Work order
Images should be omitted while the rest of the data is duplicated exactly.

Data records for software interfaces
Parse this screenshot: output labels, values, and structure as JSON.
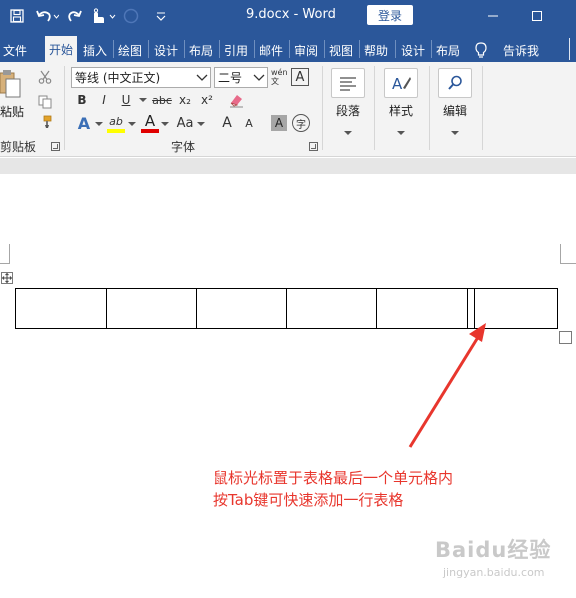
{
  "titlebar": {
    "document_title": "9.docx  -  Word",
    "login_label": "登录",
    "qat_icons": [
      "save-icon",
      "undo-icon",
      "redo-icon",
      "touch-mode-icon",
      "autosave-icon",
      "customize-icon"
    ],
    "window_controls": [
      "minimize-icon",
      "maximize-icon"
    ],
    "colors": {
      "titlebar_bg": "#2b579a",
      "text": "#ffffff"
    }
  },
  "tabs": [
    {
      "label": "文件"
    },
    {
      "label": "开始",
      "active": true
    },
    {
      "label": "插入"
    },
    {
      "label": "绘图"
    },
    {
      "label": "设计"
    },
    {
      "label": "布局"
    },
    {
      "label": "引用"
    },
    {
      "label": "邮件"
    },
    {
      "label": "审阅"
    },
    {
      "label": "视图"
    },
    {
      "label": "帮助"
    },
    {
      "label": "设计"
    },
    {
      "label": "布局"
    },
    {
      "label": "告诉我"
    }
  ],
  "ribbon": {
    "clipboard": {
      "paste_label": "粘贴",
      "group_label": "剪贴板"
    },
    "font": {
      "font_name": "等线 (中文正文)",
      "font_size": "二号",
      "phonetic_label": "wén 文",
      "border_char": "A",
      "bold": "B",
      "italic": "I",
      "underline": "U",
      "strikethrough": "abc",
      "subscript": "x₂",
      "superscript": "x²",
      "text_effects": "A",
      "highlight": "ab",
      "font_color": "A",
      "change_case": "Aa",
      "grow_font": "A",
      "shrink_font": "A",
      "char_shading": "A",
      "enclose_char": "字",
      "group_label": "字体",
      "colors": {
        "highlight": "#ffff00",
        "font_color": "#e00000",
        "accent": "#2b579a"
      }
    },
    "paragraph": {
      "label": "段落"
    },
    "styles": {
      "label": "样式"
    },
    "editing": {
      "label": "编辑"
    }
  },
  "document": {
    "table": {
      "rows": 1,
      "columns": 6,
      "cells": [
        "",
        "",
        "",
        "",
        "",
        ""
      ]
    },
    "annotation": {
      "line1": "鼠标光标置于表格最后一个单元格内",
      "line2": "按Tab键可快速添加一行表格",
      "color": "#e8362d"
    },
    "watermark": {
      "main": "Baidu经验",
      "sub": "jingyan.baidu.com"
    }
  }
}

Response to the task
Parse this screenshot: output labels, values, and structure as JSON.
{
  "titlebar": {
    "document_title": "9.docx  -  Word",
    "login_label": "登录",
    "qat_icons": [
      "save-icon",
      "undo-icon",
      "redo-icon",
      "touch-mode-icon",
      "autosave-icon",
      "customize-icon"
    ],
    "window_controls": [
      "minimize-icon",
      "maximize-icon"
    ],
    "colors": {
      "titlebar_bg": "#2b579a",
      "text": "#ffffff"
    }
  },
  "tabs": [
    {
      "label": "文件"
    },
    {
      "label": "开始",
      "active": true
    },
    {
      "label": "插入"
    },
    {
      "label": "绘图"
    },
    {
      "label": "设计"
    },
    {
      "label": "布局"
    },
    {
      "label": "引用"
    },
    {
      "label": "邮件"
    },
    {
      "label": "审阅"
    },
    {
      "label": "视图"
    },
    {
      "label": "帮助"
    },
    {
      "label": "设计"
    },
    {
      "label": "布局"
    },
    {
      "label": "告诉我"
    }
  ],
  "ribbon": {
    "clipboard": {
      "paste_label": "粘贴",
      "group_label": "剪贴板"
    },
    "font": {
      "font_name": "等线 (中文正文)",
      "font_size": "二号",
      "phonetic_label": "wén 文",
      "border_char": "A",
      "bold": "B",
      "italic": "I",
      "underline": "U",
      "strikethrough": "abc",
      "subscript": "x₂",
      "superscript": "x²",
      "text_effects": "A",
      "highlight": "ab",
      "font_color": "A",
      "change_case": "Aa",
      "grow_font": "A",
      "shrink_font": "A",
      "char_shading": "A",
      "enclose_char": "字",
      "group_label": "字体",
      "colors": {
        "highlight": "#ffff00",
        "font_color": "#e00000",
        "accent": "#2b579a"
      }
    },
    "paragraph": {
      "label": "段落"
    },
    "styles": {
      "label": "样式"
    },
    "editing": {
      "label": "编辑"
    }
  },
  "document": {
    "table": {
      "rows": 1,
      "columns": 6,
      "cells": [
        "",
        "",
        "",
        "",
        "",
        ""
      ]
    },
    "annotation": {
      "line1": "鼠标光标置于表格最后一个单元格内",
      "line2": "按Tab键可快速添加一行表格",
      "color": "#e8362d"
    },
    "watermark": {
      "main": "Baidu经验",
      "sub": "jingyan.baidu.com"
    }
  }
}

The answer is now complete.